Dataset rows for apps and sites:
=== Begin Enclosure ===
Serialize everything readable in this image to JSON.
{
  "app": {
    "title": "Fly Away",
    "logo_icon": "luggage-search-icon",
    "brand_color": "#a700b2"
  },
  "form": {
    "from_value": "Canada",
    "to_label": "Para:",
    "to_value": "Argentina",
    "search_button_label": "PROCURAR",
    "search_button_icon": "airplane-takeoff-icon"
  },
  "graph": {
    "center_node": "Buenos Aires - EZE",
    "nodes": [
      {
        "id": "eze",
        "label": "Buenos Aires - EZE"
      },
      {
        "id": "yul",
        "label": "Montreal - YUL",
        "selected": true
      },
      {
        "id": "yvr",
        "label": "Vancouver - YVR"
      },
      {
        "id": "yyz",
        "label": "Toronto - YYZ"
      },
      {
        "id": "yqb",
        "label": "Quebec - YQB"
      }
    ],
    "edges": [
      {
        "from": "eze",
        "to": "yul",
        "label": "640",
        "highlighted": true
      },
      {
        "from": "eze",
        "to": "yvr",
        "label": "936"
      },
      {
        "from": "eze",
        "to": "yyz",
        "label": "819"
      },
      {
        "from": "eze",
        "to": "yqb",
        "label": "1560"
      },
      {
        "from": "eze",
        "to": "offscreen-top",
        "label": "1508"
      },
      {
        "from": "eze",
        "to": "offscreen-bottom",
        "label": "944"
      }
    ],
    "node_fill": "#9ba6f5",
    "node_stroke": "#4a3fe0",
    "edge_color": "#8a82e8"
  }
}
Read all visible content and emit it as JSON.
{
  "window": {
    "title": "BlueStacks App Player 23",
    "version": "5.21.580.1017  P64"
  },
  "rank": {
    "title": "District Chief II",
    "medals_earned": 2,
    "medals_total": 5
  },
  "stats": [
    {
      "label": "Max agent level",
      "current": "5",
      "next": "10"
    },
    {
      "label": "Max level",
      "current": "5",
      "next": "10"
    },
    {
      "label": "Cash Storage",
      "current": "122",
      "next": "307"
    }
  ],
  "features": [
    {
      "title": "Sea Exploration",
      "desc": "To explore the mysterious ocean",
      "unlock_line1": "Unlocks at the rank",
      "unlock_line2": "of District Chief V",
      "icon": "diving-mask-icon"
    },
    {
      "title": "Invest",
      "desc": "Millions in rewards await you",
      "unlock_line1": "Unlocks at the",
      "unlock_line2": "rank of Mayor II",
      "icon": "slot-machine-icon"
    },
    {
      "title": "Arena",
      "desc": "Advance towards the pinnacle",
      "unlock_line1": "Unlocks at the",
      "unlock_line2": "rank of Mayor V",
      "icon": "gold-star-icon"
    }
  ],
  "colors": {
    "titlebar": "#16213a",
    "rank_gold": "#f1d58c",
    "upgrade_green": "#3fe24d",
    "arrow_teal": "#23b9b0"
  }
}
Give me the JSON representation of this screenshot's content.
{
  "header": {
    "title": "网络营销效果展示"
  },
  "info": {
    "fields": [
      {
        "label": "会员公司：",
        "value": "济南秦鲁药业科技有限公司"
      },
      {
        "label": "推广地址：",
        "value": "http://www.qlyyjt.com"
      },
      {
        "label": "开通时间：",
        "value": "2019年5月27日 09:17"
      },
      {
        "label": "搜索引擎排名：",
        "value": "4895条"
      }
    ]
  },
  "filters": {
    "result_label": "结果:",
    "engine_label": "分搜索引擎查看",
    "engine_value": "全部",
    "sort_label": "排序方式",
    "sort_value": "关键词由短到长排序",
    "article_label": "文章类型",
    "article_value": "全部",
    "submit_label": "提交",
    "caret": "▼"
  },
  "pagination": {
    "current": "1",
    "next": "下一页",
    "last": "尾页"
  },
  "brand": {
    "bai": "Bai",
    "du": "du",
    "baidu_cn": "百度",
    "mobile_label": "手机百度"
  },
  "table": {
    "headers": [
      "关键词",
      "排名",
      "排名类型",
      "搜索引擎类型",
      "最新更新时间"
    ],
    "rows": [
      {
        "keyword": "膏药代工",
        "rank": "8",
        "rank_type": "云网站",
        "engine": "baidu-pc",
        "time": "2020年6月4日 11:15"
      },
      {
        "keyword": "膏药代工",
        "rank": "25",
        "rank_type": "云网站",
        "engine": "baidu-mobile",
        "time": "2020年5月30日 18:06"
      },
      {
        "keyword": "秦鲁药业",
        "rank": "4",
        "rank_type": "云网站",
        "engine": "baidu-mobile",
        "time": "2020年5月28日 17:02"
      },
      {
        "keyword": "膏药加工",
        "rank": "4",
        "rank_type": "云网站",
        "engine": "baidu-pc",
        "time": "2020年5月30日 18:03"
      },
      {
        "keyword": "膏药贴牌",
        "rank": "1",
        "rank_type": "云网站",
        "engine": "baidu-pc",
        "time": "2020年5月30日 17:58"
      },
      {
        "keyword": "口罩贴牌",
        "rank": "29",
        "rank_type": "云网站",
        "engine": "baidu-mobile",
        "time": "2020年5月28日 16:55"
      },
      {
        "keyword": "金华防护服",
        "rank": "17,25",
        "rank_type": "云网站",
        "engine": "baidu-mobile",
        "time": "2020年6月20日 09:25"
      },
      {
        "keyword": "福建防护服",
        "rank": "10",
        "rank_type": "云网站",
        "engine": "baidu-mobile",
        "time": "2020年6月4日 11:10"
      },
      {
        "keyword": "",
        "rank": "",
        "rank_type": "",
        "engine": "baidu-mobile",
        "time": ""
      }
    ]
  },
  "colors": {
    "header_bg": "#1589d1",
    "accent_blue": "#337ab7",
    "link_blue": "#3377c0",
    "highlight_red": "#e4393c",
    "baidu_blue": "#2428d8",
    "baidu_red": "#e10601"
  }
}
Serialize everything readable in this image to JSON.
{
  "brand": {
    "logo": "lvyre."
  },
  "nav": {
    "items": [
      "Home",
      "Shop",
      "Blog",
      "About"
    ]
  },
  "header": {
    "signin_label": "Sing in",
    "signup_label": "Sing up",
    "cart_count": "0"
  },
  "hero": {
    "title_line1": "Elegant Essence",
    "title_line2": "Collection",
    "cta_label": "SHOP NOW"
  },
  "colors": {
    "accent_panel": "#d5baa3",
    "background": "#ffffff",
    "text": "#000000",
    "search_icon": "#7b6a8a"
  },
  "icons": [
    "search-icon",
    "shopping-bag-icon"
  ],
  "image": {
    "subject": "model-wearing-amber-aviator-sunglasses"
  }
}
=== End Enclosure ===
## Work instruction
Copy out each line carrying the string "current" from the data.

## Reply to the task
      "current": "5",
      "current": "5",
      "current": "122",
    "current": "1",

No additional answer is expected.